He invented methods of grinding glasses, and Sir Edward Sherburne states that he was the first who used two convex glasses in the telescope. When in 1666 Auzout announced his invention of the micrometer, Richard Townley, nephew of Christopher, presented Hook with a modification by himself of a similar instrument made by Gascoigne. A letter written by Crabtree to Horrocks in 1639 shows that Crabtree had seen Gascoigne use an instrument of the kind (Sherburne, Catalogue of Astronomers, pp. 92, 114). The instrument appears to have originally consisted either of two parallel wires or of two plates of metal placed in the focus of the eye-glass of a telescope, and capable of being moved so that the image of an object could be exactly comprehended between them. A scale served for the measurement of the angle subtended by the interval, and Gascoigne is said to have used this instrument for the purpose of measuring the diameters of the moon and planets, and also for determining the magnitudes or distances of terrestrial objects.
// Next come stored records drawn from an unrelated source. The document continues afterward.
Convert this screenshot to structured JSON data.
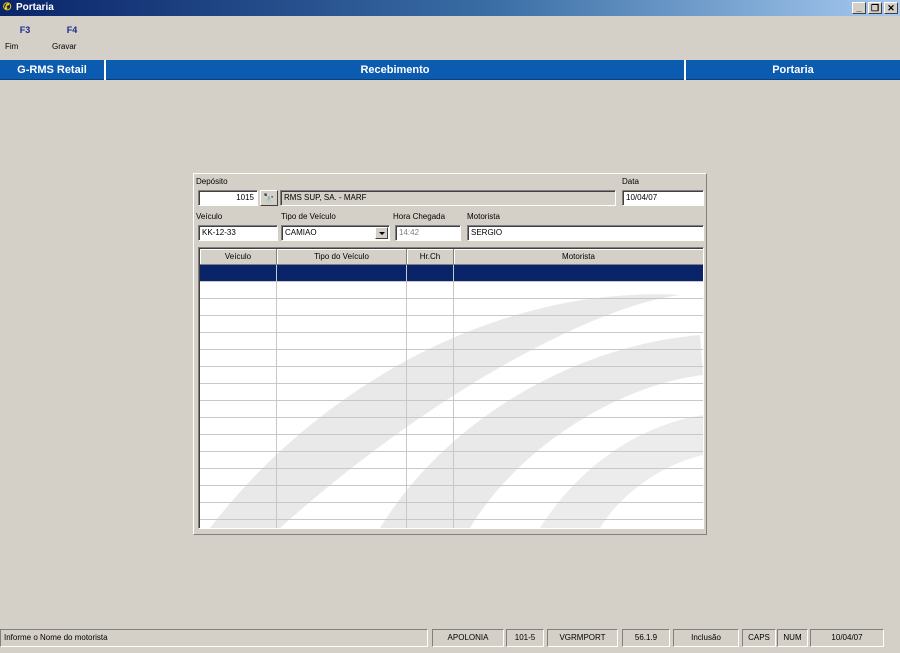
{
  "window": {
    "title": "Portaria",
    "icon": "phone-handset-icon",
    "controls": [
      "minimize",
      "restore",
      "close"
    ]
  },
  "toolbar": {
    "keys": [
      {
        "key": "F3",
        "label": "Fim"
      },
      {
        "key": "F4",
        "label": "Gravar"
      }
    ]
  },
  "module_bar": {
    "app": "G-RMS Retail",
    "module": "Recebimento",
    "screen": "Portaria",
    "color": "#0b5bb0"
  },
  "form": {
    "deposito": {
      "label": "Depósito",
      "code": "1015",
      "name": "RMS SUP, SA. - MARF"
    },
    "data": {
      "label": "Data",
      "value": "10/04/07"
    },
    "veiculo": {
      "label": "Veículo",
      "value": "KK-12-33"
    },
    "tipo_veiculo": {
      "label": "Tipo de Veículo",
      "value": "CAMIAO"
    },
    "hora_chegada": {
      "label": "Hora Chegada",
      "value": "14:42"
    },
    "motorista": {
      "label": "Motorista",
      "value": "SERGIO"
    }
  },
  "grid": {
    "columns": [
      "Veículo",
      "Tipo do Veículo",
      "Hr.Ch",
      "Motorista"
    ],
    "selected_row": 0,
    "selection_color": "#0a246a",
    "rows": []
  },
  "status_bar": {
    "message": "Informe o Nome do motorista",
    "user": "APOLONIA",
    "code": "101-5",
    "program": "VGRMPORT",
    "version": "56.1.9",
    "mode": "Inclusão",
    "caps": "CAPS",
    "num": "NUM",
    "date": "10/04/07"
  }
}
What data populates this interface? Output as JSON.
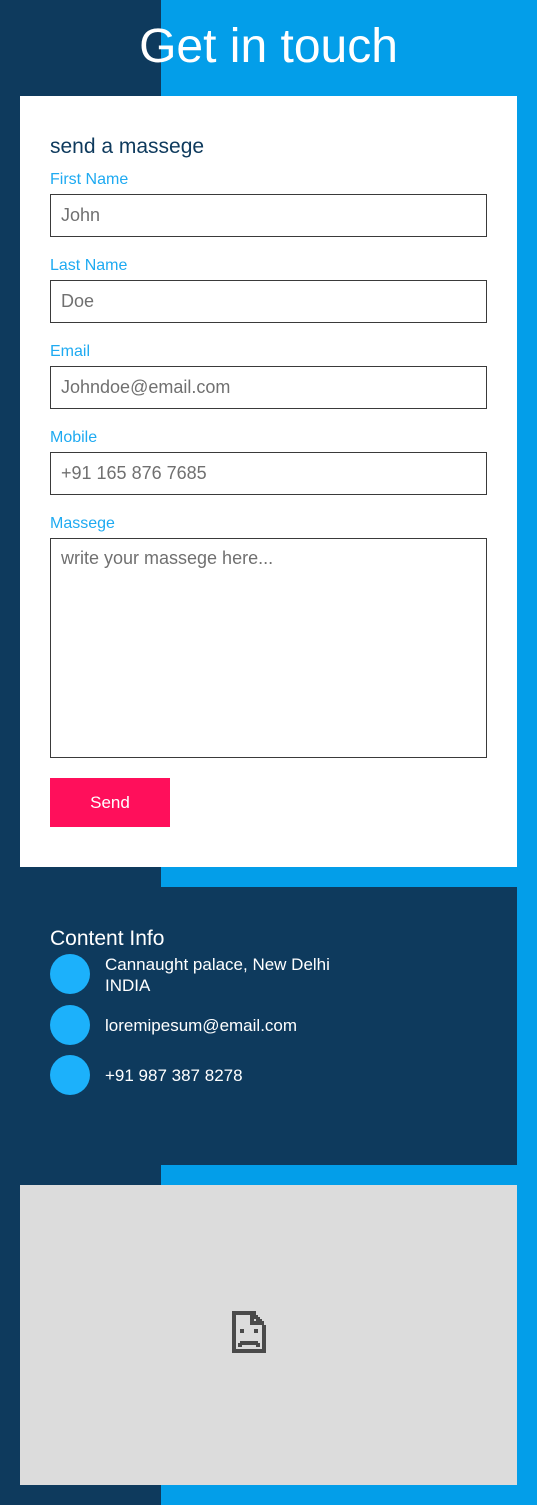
{
  "page": {
    "title": "Get in touch"
  },
  "form": {
    "heading": "send a massege",
    "first_name": {
      "label": "First Name",
      "placeholder": "John"
    },
    "last_name": {
      "label": "Last Name",
      "placeholder": "Doe"
    },
    "email": {
      "label": "Email",
      "placeholder": "Johndoe@email.com"
    },
    "mobile": {
      "label": "Mobile",
      "placeholder": "+91 165 876 7685"
    },
    "message": {
      "label": "Massege",
      "placeholder": "write your massege here..."
    },
    "send_label": "Send"
  },
  "info": {
    "heading": "Content Info",
    "address_line1": "Cannaught palace, New Delhi",
    "address_line2": "INDIA",
    "email": "loremipesum@email.com",
    "phone": "+91 987 387 8278"
  },
  "map": {
    "icon": "broken-image-icon"
  },
  "colors": {
    "dark_navy": "#0e3a5d",
    "bright_blue": "#039ee9",
    "label_blue": "#1eaaf1",
    "circle_blue": "#1cb1fb",
    "send_pink": "#ff0f5b",
    "map_gray": "#dcdcdc"
  }
}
It is now generally admitted that Gascoigne was the original inventor of the wire micrometer, of its application to the telescope, and of the application of the telescope to the quadrant; though the invention was never promulgated, even in England, until the undoubtedly independent inventions of Auzout and Picard suggested its publication.

[Annual Register, iv. 196; Gent. Mag. ccxv. (1863), 760; Knight's Cyclopædia of Biography; Penny Cyclopædia; Phil. Trans. ii. 457, xlviii. 190; Taylor's Biog. Leodiensis, p. 86; Thoresby Correspondence, i. 349, 357, 387, ii. 302.]

T. C.